* TASK PROMPT
Each record must appear in your answer exactly as it does below.

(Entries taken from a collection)

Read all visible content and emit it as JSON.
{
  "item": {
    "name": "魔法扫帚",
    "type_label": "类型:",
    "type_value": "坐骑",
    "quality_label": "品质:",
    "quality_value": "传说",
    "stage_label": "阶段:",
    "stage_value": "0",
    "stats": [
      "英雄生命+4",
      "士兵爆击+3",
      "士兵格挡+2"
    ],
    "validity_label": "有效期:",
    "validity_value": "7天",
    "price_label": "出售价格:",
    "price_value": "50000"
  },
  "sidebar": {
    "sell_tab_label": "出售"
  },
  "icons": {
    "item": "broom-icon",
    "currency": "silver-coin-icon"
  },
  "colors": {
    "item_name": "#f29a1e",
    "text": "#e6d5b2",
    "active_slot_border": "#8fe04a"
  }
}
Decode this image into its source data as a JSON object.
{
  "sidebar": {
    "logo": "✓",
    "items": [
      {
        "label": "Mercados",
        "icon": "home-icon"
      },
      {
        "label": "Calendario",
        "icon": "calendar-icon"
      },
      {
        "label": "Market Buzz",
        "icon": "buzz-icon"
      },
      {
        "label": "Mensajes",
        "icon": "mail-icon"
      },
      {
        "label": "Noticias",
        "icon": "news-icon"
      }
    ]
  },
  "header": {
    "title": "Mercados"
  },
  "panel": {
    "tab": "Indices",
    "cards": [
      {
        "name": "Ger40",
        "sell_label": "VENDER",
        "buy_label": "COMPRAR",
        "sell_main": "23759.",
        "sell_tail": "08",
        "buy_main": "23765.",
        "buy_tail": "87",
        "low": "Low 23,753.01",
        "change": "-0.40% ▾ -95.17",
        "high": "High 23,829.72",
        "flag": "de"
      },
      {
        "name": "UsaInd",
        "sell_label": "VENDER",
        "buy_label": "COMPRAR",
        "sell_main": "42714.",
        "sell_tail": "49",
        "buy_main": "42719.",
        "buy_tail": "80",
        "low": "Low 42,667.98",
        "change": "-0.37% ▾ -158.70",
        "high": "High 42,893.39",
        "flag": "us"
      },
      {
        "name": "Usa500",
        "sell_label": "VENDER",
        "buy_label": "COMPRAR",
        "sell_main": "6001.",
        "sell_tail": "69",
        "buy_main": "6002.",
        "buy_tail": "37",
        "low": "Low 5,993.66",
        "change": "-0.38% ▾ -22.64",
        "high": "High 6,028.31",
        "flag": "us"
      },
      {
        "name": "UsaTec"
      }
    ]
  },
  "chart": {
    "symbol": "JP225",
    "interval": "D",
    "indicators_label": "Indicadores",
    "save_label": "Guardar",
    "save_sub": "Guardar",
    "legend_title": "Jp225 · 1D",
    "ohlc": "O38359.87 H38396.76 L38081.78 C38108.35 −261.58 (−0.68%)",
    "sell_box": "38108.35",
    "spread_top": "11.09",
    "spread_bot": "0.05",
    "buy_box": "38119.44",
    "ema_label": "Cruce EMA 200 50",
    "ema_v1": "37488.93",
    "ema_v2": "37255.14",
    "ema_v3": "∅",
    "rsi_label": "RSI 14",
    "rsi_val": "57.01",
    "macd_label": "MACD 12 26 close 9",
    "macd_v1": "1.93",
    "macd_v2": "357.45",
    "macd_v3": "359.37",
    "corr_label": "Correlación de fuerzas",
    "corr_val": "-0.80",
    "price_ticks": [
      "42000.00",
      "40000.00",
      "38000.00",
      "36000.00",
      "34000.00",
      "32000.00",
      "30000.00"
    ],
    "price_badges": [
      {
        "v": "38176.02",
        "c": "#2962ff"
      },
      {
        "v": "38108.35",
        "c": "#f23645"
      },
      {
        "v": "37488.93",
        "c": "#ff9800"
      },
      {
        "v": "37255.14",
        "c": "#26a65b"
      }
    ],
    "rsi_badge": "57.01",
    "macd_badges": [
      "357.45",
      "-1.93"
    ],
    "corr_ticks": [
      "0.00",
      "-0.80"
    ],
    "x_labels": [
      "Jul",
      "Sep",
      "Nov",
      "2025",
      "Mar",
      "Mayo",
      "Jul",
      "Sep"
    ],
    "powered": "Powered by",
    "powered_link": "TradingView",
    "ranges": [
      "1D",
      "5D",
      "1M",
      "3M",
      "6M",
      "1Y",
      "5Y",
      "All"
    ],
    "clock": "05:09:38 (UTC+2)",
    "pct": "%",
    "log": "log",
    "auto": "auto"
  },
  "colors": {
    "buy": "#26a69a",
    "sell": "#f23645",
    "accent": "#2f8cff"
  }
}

* RESULT FOR THIS EXERCISE
Read all visible content and emit it as JSON.
{
  "item": {
    "name": "魔法扫帚",
    "type_label": "类型:",
    "type_value": "坐骑",
    "quality_label": "品质:",
    "quality_value": "传说",
    "stage_label": "阶段:",
    "stage_value": "0",
    "stats": [
      "英雄生命+4",
      "士兵爆击+3",
      "士兵格挡+2"
    ],
    "validity_label": "有效期:",
    "validity_value": "7天",
    "price_label": "出售价格:",
    "price_value": "50000"
  },
  "sidebar": {
    "sell_tab_label": "出售"
  },
  "icons": {
    "item": "broom-icon",
    "currency": "silver-coin-icon"
  },
  "colors": {
    "item_name": "#f29a1e",
    "text": "#e6d5b2",
    "active_slot_border": "#8fe04a"
  }
}
Decode this image into its source data as a JSON object.
{
  "sidebar": {
    "logo": "✓",
    "items": [
      {
        "label": "Mercados",
        "icon": "home-icon"
      },
      {
        "label": "Calendario",
        "icon": "calendar-icon"
      },
      {
        "label": "Market Buzz",
        "icon": "buzz-icon"
      },
      {
        "label": "Mensajes",
        "icon": "mail-icon"
      },
      {
        "label": "Noticias",
        "icon": "news-icon"
      }
    ]
  },
  "header": {
    "title": "Mercados"
  },
  "panel": {
    "tab": "Indices",
    "cards": [
      {
        "name": "Ger40",
        "sell_label": "VENDER",
        "buy_label": "COMPRAR",
        "sell_main": "23759.",
        "sell_tail": "08",
        "buy_main": "23765.",
        "buy_tail": "87",
        "low": "Low 23,753.01",
        "change": "-0.40% ▾ -95.17",
        "high": "High 23,829.72",
        "flag": "de"
      },
      {
        "name": "UsaInd",
        "sell_label": "VENDER",
        "buy_label": "COMPRAR",
        "sell_main": "42714.",
        "sell_tail": "49",
        "buy_main": "42719.",
        "buy_tail": "80",
        "low": "Low 42,667.98",
        "change": "-0.37% ▾ -158.70",
        "high": "High 42,893.39",
        "flag": "us"
      },
      {
        "name": "Usa500",
        "sell_label": "VENDER",
        "buy_label": "COMPRAR",
        "sell_main": "6001.",
        "sell_tail": "69",
        "buy_main": "6002.",
        "buy_tail": "37",
        "low": "Low 5,993.66",
        "change": "-0.38% ▾ -22.64",
        "high": "High 6,028.31",
        "flag": "us"
      },
      {
        "name": "UsaTec"
      }
    ]
  },
  "chart": {
    "symbol": "JP225",
    "interval": "D",
    "indicators_label": "Indicadores",
    "save_label": "Guardar",
    "save_sub": "Guardar",
    "legend_title": "Jp225 · 1D",
    "ohlc": "O38359.87 H38396.76 L38081.78 C38108.35 −261.58 (−0.68%)",
    "sell_box": "38108.35",
    "spread_top": "11.09",
    "spread_bot": "0.05",
    "buy_box": "38119.44",
    "ema_label": "Cruce EMA 200 50",
    "ema_v1": "37488.93",
    "ema_v2": "37255.14",
    "ema_v3": "∅",
    "rsi_label": "RSI 14",
    "rsi_val": "57.01",
    "macd_label": "MACD 12 26 close 9",
    "macd_v1": "1.93",
    "macd_v2": "357.45",
    "macd_v3": "359.37",
    "corr_label": "Correlación de fuerzas",
    "corr_val": "-0.80",
    "price_ticks": [
      "42000.00",
      "40000.00",
      "38000.00",
      "36000.00",
      "34000.00",
      "32000.00",
      "30000.00"
    ],
    "price_badges": [
      {
        "v": "38176.02",
        "c": "#2962ff"
      },
      {
        "v": "38108.35",
        "c": "#f23645"
      },
      {
        "v": "37488.93",
        "c": "#ff9800"
      },
      {
        "v": "37255.14",
        "c": "#26a65b"
      }
    ],
    "rsi_badge": "57.01",
    "macd_badges": [
      "357.45",
      "-1.93"
    ],
    "corr_ticks": [
      "0.00",
      "-0.80"
    ],
    "x_labels": [
      "Jul",
      "Sep",
      "Nov",
      "2025",
      "Mar",
      "Mayo",
      "Jul",
      "Sep"
    ],
    "powered": "Powered by",
    "powered_link": "TradingView",
    "ranges": [
      "1D",
      "5D",
      "1M",
      "3M",
      "6M",
      "1Y",
      "5Y",
      "All"
    ],
    "clock": "05:09:38 (UTC+2)",
    "pct": "%",
    "log": "log",
    "auto": "auto"
  },
  "colors": {
    "buy": "#26a69a",
    "sell": "#f23645",
    "accent": "#2f8cff"
  }
}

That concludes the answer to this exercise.